### 7.3 Objective functions, metrics, and evaluation

- Convergence.
- [E] When we say an algorithm converges, what does convergence mean?
- [E] How do we know when a model has converged?

- [E] Draw the loss curves for overfitting and underfitting.
- Bias-variance trade-off
- [E] What’s the bias-variance trade-off?
- [M] How’s this tradeoff related to overfitting and underfitting?
- [M] How do you know that your model is high variance, low bias? What would you do in this case?
- [M] How do you know that your model is low variance, high bias? What would you do in this case?

- Cross-validation.
- [E] Explain different methods for cross-validation.
- [M] Why don’t we see more cross-validation in deep learning?

Train, valid, test splits.

- [E] What’s wrong with training and testing a model on the same data?
- [E] Why do we need a validation set on top of a train set and a test set?
- [M] Your model’s loss curves on the train, valid, and test sets look like this. What might have been the cause of this? What would you do?

[E] Your team is building a system to aid doctors in predicting whether a patient has cancer or not from their X-ray scan. Your colleague announces that the problem is solved now that they’ve built a system that can predict with 99.99% accuracy. How would you respond to that claim?

- F1 score.
- [E] What’s the benefit of F1 over the accuracy?
- [M] Can we still use F1 for a problem with more than two classes. How?

Given a binary classifier that outputs the following confusion matrix.

Predicted True Predicted False Actual True 30 20 Actual False 5 40 - [E] Calculate the model’s precision, recall, and F1.
- [M] What can we do to improve the model’s performance?

- Consider a classification where 99% of data belongs to class A and 1% of data belongs to class B.
- [M] If your model predicts A 100% of the time, what would the F1 score be?
**Hint**: The F1 score when A is mapped to 0 and B to 1 is different from the F1 score when A is mapped to 1 and B to 0. - [M] If we have a model that predicts A and B at a random (uniformly), what would the expected F1 be?

- [M] If your model predicts A 100% of the time, what would the F1 score be?
- [M] For logistic regression, why is log loss recommended over MSE (mean squared error)?
- [M] When should we use RMSE (Root Mean Squared Error) over MAE (Mean Absolute Error) and vice versa?
- [M] Show that the negative log-likelihood and cross-entropy are the same for binary classification tasks.
- [M] For classification tasks with more than two labels (e.g. MNIST with 10 labels), why is cross-entropy a better loss function than MSE?
- [E] Consider a language with an alphabet of 27 characters. What would be the maximal entropy of this language?
- [E] A lot of machine learning models aim to approximate probability distributions.
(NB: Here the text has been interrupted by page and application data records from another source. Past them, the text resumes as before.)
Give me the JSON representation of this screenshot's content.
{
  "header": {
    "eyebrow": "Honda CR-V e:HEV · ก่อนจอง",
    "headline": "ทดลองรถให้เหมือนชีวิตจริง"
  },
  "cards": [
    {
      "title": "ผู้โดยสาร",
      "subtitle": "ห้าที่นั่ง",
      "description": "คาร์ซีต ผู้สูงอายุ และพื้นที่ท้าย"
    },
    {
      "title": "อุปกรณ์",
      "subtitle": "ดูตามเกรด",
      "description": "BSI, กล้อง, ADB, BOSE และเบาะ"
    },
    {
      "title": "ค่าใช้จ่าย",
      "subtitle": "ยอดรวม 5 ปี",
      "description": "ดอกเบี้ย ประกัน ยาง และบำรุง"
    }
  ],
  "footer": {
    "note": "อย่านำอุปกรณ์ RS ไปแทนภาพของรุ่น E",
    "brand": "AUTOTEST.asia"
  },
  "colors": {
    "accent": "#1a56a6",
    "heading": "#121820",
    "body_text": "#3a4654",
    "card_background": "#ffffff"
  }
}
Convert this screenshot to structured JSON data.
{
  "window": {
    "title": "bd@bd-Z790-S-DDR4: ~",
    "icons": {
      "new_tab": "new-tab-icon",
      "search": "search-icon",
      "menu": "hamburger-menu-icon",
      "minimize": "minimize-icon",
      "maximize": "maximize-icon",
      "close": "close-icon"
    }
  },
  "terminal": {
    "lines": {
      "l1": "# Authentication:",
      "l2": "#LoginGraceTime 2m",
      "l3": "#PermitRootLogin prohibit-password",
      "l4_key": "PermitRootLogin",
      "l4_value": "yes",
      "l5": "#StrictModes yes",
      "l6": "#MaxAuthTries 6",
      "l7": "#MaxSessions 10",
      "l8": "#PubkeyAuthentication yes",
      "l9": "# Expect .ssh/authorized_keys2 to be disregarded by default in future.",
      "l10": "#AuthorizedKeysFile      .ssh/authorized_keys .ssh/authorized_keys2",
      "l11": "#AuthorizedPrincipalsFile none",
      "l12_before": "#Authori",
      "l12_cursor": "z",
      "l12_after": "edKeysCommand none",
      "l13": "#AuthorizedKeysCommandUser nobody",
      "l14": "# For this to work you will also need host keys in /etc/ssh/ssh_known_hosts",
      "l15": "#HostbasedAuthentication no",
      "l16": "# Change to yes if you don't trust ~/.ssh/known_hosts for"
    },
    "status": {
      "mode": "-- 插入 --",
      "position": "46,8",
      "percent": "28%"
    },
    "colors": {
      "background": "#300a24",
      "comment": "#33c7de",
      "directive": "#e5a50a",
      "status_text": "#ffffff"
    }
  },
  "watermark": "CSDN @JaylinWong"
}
Let’s say P is the distribution of the data and Q is the distribution learned by our model. How do measure how close Q is to P?
- MPE (Most Probable Explanation) vs. MAP (Maximum A Posteriori)
- [E] How do MPE and MAP differ?
- [H] Give an example of when they would produce different results.

[E] Suppose you want to build a model to predict the price of a stock in the next 8 hours and that the predicted price should never be off more than 10% from the actual price. Which metric would you use?

**Hint**: check out MAPE.

In case you need a refresh on information entropy, here's an explanation without any math.

Your parents are finally letting you adopt a pet! They spend the entire weekend taking you to various pet shelters to find a pet.

The first shelter has only dogs. Your mom covers your eyes when your dad picks out an animal for you. You don't need to open your eyes to know that this animal is a dog. It isn't hard to guess.

The second shelter has both dogs and cats. Again your mom covers your eyes and your dad picks out an email. This time, you have to think harder to guess which animal is that. You make a guess that it's a dog, and your dad says no. So you guess it's a cat and you're right. It takes you two guesses to know for sure what animal it is.

The next shelter is the biggest one of them all. They have so many different kinds of animals: dogs, cats, hamsters, fish, parrots, cute little pigs, bunnies, ferrets, hedgehogs, chickens, even the exotic bearded dragons! There must be close to a hundred different types of pets. Now it's really hard for you to guess which one your dad brings you. It takes you a dozen guesses to guess the right animal.

Entropy is a measure of the "spread out" in diversity. The more spread out the diversity, the header it is to guess an item correctly. The first shelter has very low entropy. The second shelter has a little bit higher entropy. The third shelter has the highest entropy.